The film tells tales of jealousy, betrayal, and ultimately tragedy that finally unites everyone to understand each other’s value.
Kapoor and Sons was supported by great performances all round- especially from Rajat Kapoor and Ratna Pathak as the duo’s parents. Alia Bhatt injects her own dose of humour and life in the scenes that she is involved in despite her character not being in the family circle.
UDTA PUNJAB (High Punjab)
Director: Abhishek Chaubey
Cast: Shahid Kapoor, Kareena Kapoor, Alia Bhatt
Udta Punjab ran into plenty of trouble before its release, with the main kerfuffle being caused by the title and the theme of the movie.
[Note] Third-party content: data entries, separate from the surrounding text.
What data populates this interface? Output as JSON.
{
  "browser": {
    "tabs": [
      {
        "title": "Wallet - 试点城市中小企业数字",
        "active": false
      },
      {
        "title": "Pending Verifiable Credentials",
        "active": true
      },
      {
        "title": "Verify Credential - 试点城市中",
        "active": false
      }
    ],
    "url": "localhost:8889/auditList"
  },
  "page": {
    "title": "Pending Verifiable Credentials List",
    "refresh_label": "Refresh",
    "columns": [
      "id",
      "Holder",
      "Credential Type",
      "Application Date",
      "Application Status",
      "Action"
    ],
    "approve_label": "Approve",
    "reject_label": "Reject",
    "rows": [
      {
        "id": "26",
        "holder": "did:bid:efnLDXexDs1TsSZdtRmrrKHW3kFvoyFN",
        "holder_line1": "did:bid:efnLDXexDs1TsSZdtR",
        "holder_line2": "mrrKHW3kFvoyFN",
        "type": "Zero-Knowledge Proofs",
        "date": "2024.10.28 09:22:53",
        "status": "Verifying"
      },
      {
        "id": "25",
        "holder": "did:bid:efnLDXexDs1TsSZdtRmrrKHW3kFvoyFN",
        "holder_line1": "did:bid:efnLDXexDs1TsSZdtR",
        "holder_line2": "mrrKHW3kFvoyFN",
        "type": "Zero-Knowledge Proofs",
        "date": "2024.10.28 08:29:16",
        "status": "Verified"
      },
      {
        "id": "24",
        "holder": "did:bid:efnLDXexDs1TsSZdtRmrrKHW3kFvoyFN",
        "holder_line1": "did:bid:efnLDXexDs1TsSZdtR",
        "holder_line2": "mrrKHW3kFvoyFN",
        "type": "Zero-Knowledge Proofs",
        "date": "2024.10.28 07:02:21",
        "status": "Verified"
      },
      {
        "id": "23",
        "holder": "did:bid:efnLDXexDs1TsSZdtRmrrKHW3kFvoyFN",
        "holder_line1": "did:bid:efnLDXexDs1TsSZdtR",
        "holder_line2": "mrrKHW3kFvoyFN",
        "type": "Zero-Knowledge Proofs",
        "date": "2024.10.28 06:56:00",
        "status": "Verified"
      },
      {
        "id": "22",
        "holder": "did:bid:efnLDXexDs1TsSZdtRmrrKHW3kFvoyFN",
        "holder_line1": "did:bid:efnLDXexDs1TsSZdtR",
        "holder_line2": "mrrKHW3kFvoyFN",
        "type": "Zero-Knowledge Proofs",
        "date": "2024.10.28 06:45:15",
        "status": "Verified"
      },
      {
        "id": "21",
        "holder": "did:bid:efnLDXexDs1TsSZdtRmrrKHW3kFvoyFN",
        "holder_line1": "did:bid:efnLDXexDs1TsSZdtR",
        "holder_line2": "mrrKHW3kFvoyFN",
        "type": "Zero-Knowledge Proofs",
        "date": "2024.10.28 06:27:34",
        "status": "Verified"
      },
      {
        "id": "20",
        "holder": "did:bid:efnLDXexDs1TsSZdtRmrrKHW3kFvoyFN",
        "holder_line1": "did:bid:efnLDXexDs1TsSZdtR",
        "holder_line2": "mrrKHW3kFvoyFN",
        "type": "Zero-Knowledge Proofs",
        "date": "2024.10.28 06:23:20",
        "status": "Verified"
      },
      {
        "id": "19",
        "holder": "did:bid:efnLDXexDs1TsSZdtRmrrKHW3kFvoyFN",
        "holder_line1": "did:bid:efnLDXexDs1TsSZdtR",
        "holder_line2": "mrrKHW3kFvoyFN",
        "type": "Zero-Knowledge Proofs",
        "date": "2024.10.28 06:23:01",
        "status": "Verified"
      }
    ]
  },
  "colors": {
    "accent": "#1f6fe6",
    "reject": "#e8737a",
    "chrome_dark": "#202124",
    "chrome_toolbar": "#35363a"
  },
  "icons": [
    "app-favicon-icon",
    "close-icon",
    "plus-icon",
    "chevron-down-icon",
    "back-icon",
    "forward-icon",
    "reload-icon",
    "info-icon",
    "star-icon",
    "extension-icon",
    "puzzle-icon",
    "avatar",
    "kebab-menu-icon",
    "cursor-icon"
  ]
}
Set in a unspecified future in Punjab where the addiction to drugs has become a chronic problem in the state, the film centers around characters who are seemingly not really connected to each other until at least halfway through the movie.
Tommy Singh (Shahid Kapoor) is a drug addict and a rockstar, an unnamed Bihari migrant (Alia Bhatt) leads a depressed life until she comes across a stash of drugs that could provide her the freedom she craves for, Preet Sahni (Kareena Kapoor) is an activist doctor who helps drug addicts and rehabilitates them.
The film is a tour-de-force on a destructive trail that drugs leave behind, from the relentless self destruction of Tommy, and the tragic enslavement of the migrant who believed that selling drugs would obtain her freedom, and also the story of Preet, who naively believed she would be able to help people fight their drug demons.
The film constantly tethers of in the brink of the annihilation of its characters until two poignantly developed love stories develops a sense of purpose that hurtles towards a heartbreaking yet meaningful final act.
The acting all round, especially by Shahid and Alia, is top notch- with Alia taking special plaudits for her performance as the Bihari migrant, who, despite never consciously being a drug addict, has her life and innocence ravaged by drugs and the people who abuse it.
DEAR ZINDAGI (Dear Life)
Director: Gauri Shinde
Cast: Alia Bhatt, Shah Rukh Khan
Dear Zindagi was everything that the title implied it would be- a charmingly well made coming-of-age film revolving around Kaira (Alia Bhatt) and her own personal journey in battling depression and mental health issues to come to terms with her the own demons.
The film’s main plot is a one-liner but the film is peppered by strong extended cameos, nonetheless from Shah Rukh Khan himself as Dr Jehangir Khan, Kaira’s psychologist.
But holding the fort at the centerstage in what possibly was the best performance in what already is very short and productive career is Alia, who charts the transformation of Kaira and every seemingly petty emotional process she goes through with aplomb.
Director: Nitesh Tiwari
Cast: Aamir Khan, Fatima Sana Shaikh, Zaira Wasim, Sanya Malhotra
Bollywood’s final major release for 2016 was the big screen return of Aamir Khan, who caused plenty of stir, both in terms of box office records and the sensitivity of men of religion with his last release PK (2014). Aamir, who had spent the last decade and a half making sparingly few movies with an almost complete focus on providing breakthrough content in Bollywood, live up to his reputation as a perfectionist with an impeccable performance as Mahavir Singh Phogat, the real life former wrestler who broke convention by training his daughters into becoming Commonwealth gold winning international wrestlers.
Dangal is aided by excellent casting of relatively new talents and bringing out the authenticity of life in Mahavir’s home village in Balali, Haryana, and a relentless screenplay that is dosed with the right amount of humour, drama, sports choreography, sentiments, and patriotism, without ever losing the main essence of the main characters, who are derived from real life individuals.
Dangal was truly a case of saving the best for last as far as 2016 was concerned.